Responsive Classroom Approach PreK-8th
Responsive Classroom Approach
Responsive Classroom is an evidence-based approach to teaching and discipline that focuses on engaging academics, positive community, effective management, and developmental awareness through integrating academics with social-emotional skills.
Our professional development tools and library of resources help our elementary and middle school educators to create safe, joyful, and engaging classrooms and communities where students can thrive and develop strong social and academic skills.
Independent research has found that the Responsive Classroom approach is associated with higher academic achievement in math and reading, improved school climate, and higher-quality instruction. It has been described by the Collaborative for Academic, Social, and Emotional Learning (CASEL) as one of the most “well-designed evidence-based social and emotional learning (SEL) programs.”
Responsive Classroom Practices & Strategies
The Responsive Classroom approach consists of tools that build academic and social-emotional competencies. These core classroom practices are the heart of an NCA education.
PreK-8th Shared Classroom Practices
Interactive Modeling: an explicit practice for teaching procedures and routines (such as those for entering and exiting the room), as well as academic and social skills (such as engaging with the text, or giving and accepting feedback).
Teacher Language: the intentional use of language to enable students to engage in their learning and develop the academic, social, and emotional skills they need to be successful in and out of school.
Logical Consequences: a non-punitive response to misbehavior that allows teachers to set clear limits and allows students to fix and learn from mistakes while maintaining their dignity.
Interactive Learning Structures: purposeful activities that give students opportunities to engage with content in active, hands-on, and interactive, social ways.
K–4 Primary School Classroom Practices
Morning Meeting: everyone in the classroom gathers in a circle for twenty to thirty minutes at the beginning of each school day and proceeds through four sequential components: greeting, sharing, group activity, and morning message.
Establishing Rules: teachers and students work together to name individual goals for the year and establish rules that will help everyone reach those goals.
Energizers: short, playful, whole-group activities that are used as breaks in lessons.
Quiet Time: a brief, purposeful and relaxed time of transition that takes place after lunch and recess, before the rest of the school day continues.
Closing Circle: a five to ten-minute gathering at the end of the day that promotes reflection and celebration through participation in a brief activity or two.
5-8th Middle School Classroom Practices
Responsive Advisory Meeting: a daily routine organized around one of seven distinct purposes. This helps build meaningful connections and develops respectful and trusting relationships, while also meeting students’ developmental needs. The meetings have four sequential components: arrival welcome, announcements, acknowledgments, and activity.
Investing Students in the Rules: a process facilitated by the teacher that is composed of four steps: setting SMART goals, connecting the goals to rules, connecting the rules to concrete behaviors, and making the rules come alive.
Brain Breaks: short breaks in whole-class lessons that give students a chance to move and interact, used to increase focus, motivation, learning, and memory.

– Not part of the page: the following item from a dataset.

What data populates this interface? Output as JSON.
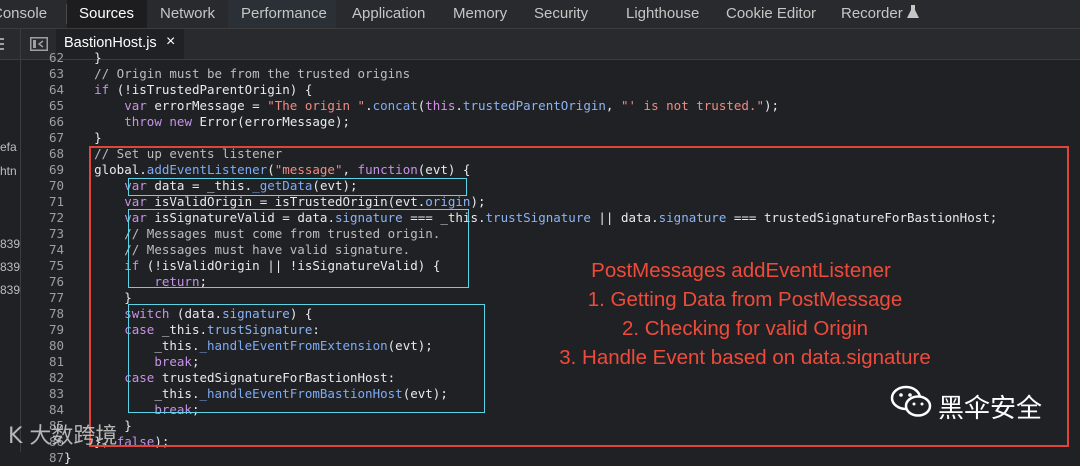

Active Teaching: a strategy for delivering curriculum content where the teacher presents, explains, illustrates, and demonstrates content in a way that enables students to meet a learning objective. The three phases of active teaching are Teach and Model, Student Collaboration, and Facilitate Reflection.
Student Practice: a process that follows active teaching where students explore and practice the content and skills taught during a lesson with the teacher’s guidance. This lets the teacher identify and correct students’ thinking before they practice further on their own.
Small-Group Learning: a structured way for students to work together on a specific learning goal, assignment, or project that is organized by the teacher.